What is being asked:
What is wanted is an exact copy of all the entries.

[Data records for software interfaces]
···

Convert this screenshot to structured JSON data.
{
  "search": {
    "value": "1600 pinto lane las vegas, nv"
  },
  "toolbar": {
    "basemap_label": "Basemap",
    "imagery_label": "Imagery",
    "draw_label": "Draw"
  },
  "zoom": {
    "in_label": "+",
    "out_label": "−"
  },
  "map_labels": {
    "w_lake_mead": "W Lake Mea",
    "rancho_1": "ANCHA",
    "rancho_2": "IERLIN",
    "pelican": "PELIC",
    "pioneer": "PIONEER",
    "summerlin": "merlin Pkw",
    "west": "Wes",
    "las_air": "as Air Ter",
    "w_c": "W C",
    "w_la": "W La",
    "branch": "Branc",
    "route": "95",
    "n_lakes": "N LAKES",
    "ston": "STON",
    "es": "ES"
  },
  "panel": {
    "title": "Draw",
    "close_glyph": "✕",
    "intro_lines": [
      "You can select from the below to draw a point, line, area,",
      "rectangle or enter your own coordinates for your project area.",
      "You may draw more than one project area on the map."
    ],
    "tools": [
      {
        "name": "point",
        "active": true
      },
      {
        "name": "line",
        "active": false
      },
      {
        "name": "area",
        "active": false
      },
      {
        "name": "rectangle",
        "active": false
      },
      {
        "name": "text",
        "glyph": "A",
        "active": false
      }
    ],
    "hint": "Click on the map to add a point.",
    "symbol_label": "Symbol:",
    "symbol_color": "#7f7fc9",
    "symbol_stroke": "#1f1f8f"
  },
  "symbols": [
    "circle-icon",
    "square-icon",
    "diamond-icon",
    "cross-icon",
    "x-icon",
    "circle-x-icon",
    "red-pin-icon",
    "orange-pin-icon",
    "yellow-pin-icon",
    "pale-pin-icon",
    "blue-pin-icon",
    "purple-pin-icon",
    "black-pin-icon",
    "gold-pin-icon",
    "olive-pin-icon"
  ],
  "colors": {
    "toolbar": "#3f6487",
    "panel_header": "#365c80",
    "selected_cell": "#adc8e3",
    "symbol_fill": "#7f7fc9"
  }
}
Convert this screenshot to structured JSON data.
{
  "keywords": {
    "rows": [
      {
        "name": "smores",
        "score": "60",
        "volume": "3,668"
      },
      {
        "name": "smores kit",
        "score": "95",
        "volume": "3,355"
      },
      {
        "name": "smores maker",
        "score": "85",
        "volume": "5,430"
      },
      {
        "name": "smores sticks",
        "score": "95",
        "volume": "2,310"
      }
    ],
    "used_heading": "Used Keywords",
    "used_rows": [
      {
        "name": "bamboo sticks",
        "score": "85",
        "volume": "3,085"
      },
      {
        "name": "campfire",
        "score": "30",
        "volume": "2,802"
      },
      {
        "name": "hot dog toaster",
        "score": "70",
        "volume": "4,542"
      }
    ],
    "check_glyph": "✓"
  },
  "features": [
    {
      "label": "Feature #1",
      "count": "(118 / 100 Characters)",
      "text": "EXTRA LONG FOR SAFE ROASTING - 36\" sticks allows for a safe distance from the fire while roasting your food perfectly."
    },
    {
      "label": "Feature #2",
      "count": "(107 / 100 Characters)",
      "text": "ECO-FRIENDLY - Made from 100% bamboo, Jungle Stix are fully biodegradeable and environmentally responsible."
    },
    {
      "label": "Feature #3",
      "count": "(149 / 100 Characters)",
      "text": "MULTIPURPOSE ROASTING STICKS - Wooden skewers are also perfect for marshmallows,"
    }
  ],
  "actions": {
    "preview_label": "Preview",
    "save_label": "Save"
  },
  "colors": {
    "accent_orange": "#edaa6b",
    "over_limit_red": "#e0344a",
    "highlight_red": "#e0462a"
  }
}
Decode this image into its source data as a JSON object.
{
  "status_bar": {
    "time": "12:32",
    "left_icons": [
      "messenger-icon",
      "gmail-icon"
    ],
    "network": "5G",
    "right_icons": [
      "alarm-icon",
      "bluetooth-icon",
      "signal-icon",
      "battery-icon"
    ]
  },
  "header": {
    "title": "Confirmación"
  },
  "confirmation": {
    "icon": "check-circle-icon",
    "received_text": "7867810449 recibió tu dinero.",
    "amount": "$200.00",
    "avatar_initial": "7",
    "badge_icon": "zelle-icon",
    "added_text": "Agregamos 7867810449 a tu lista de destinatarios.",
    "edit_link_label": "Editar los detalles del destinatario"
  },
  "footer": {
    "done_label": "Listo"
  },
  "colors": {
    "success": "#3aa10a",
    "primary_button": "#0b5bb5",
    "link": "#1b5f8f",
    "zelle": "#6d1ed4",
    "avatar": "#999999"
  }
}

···

Solution to the exercise:
Convert this screenshot to structured JSON data.
{
  "search": {
    "value": "1600 pinto lane las vegas, nv"
  },
  "toolbar": {
    "basemap_label": "Basemap",
    "imagery_label": "Imagery",
    "draw_label": "Draw"
  },
  "zoom": {
    "in_label": "+",
    "out_label": "−"
  },
  "map_labels": {
    "w_lake_mead": "W Lake Mea",
    "rancho_1": "ANCHA",
    "rancho_2": "IERLIN",
    "pelican": "PELIC",
    "pioneer": "PIONEER",
    "summerlin": "merlin Pkw",
    "west": "Wes",
    "las_air": "as Air Ter",
    "w_c": "W C",
    "w_la": "W La",
    "branch": "Branc",
    "route": "95",
    "n_lakes": "N LAKES",
    "ston": "STON",
    "es": "ES"
  },
  "panel": {
    "title": "Draw",
    "close_glyph": "✕",
    "intro_lines": [
      "You can select from the below to draw a point, line, area,",
      "rectangle or enter your own coordinates for your project area.",
      "You may draw more than one project area on the map."
    ],
    "tools": [
      {
        "name": "point",
        "active": true
      },
      {
        "name": "line",
        "active": false
      },
      {
        "name": "area",
        "active": false
      },
      {
        "name": "rectangle",
        "active": false
      },
      {
        "name": "text",
        "glyph": "A",
        "active": false
      }
    ],
    "hint": "Click on the map to add a point.",
    "symbol_label": "Symbol:",
    "symbol_color": "#7f7fc9",
    "symbol_stroke": "#1f1f8f"
  },
  "symbols": [
    "circle-icon",
    "square-icon",
    "diamond-icon",
    "cross-icon",
    "x-icon",
    "circle-x-icon",
    "red-pin-icon",
    "orange-pin-icon",
    "yellow-pin-icon",
    "pale-pin-icon",
    "blue-pin-icon",
    "purple-pin-icon",
    "black-pin-icon",
    "gold-pin-icon",
    "olive-pin-icon"
  ],
  "colors": {
    "toolbar": "#3f6487",
    "panel_header": "#365c80",
    "selected_cell": "#adc8e3",
    "symbol_fill": "#7f7fc9"
  }
}
Convert this screenshot to structured JSON data.
{
  "keywords": {
    "rows": [
      {
        "name": "smores",
        "score": "60",
        "volume": "3,668"
      },
      {
        "name": "smores kit",
        "score": "95",
        "volume": "3,355"
      },
      {
        "name": "smores maker",
        "score": "85",
        "volume": "5,430"
      },
      {
        "name": "smores sticks",
        "score": "95",
        "volume": "2,310"
      }
    ],
    "used_heading": "Used Keywords",
    "used_rows": [
      {
        "name": "bamboo sticks",
        "score": "85",
        "volume": "3,085"
      },
      {
        "name": "campfire",
        "score": "30",
        "volume": "2,802"
      },
      {
        "name": "hot dog toaster",
        "score": "70",
        "volume": "4,542"
      }
    ],
    "check_glyph": "✓"
  },
  "features": [
    {
      "label": "Feature #1",
      "count": "(118 / 100 Characters)",
      "text": "EXTRA LONG FOR SAFE ROASTING - 36\" sticks allows for a safe distance from the fire while roasting your food perfectly."
    },
    {
      "label": "Feature #2",
      "count": "(107 / 100 Characters)",
      "text": "ECO-FRIENDLY - Made from 100% bamboo, Jungle Stix are fully biodegradeable and environmentally responsible."
    },
    {
      "label": "Feature #3",
      "count": "(149 / 100 Characters)",
      "text": "MULTIPURPOSE ROASTING STICKS - Wooden skewers are also perfect for marshmallows,"
    }
  ],
  "actions": {
    "preview_label": "Preview",
    "save_label": "Save"
  },
  "colors": {
    "accent_orange": "#edaa6b",
    "over_limit_red": "#e0344a",
    "highlight_red": "#e0462a"
  }
}
Decode this image into its source data as a JSON object.
{
  "status_bar": {
    "time": "12:32",
    "left_icons": [
      "messenger-icon",
      "gmail-icon"
    ],
    "network": "5G",
    "right_icons": [
      "alarm-icon",
      "bluetooth-icon",
      "signal-icon",
      "battery-icon"
    ]
  },
  "header": {
    "title": "Confirmación"
  },
  "confirmation": {
    "icon": "check-circle-icon",
    "received_text": "7867810449 recibió tu dinero.",
    "amount": "$200.00",
    "avatar_initial": "7",
    "badge_icon": "zelle-icon",
    "added_text": "Agregamos 7867810449 a tu lista de destinatarios.",
    "edit_link_label": "Editar los detalles del destinatario"
  },
  "footer": {
    "done_label": "Listo"
  },
  "colors": {
    "success": "#3aa10a",
    "primary_button": "#0b5bb5",
    "link": "#1b5f8f",
    "zelle": "#6d1ed4",
    "avatar": "#999999"
  }
}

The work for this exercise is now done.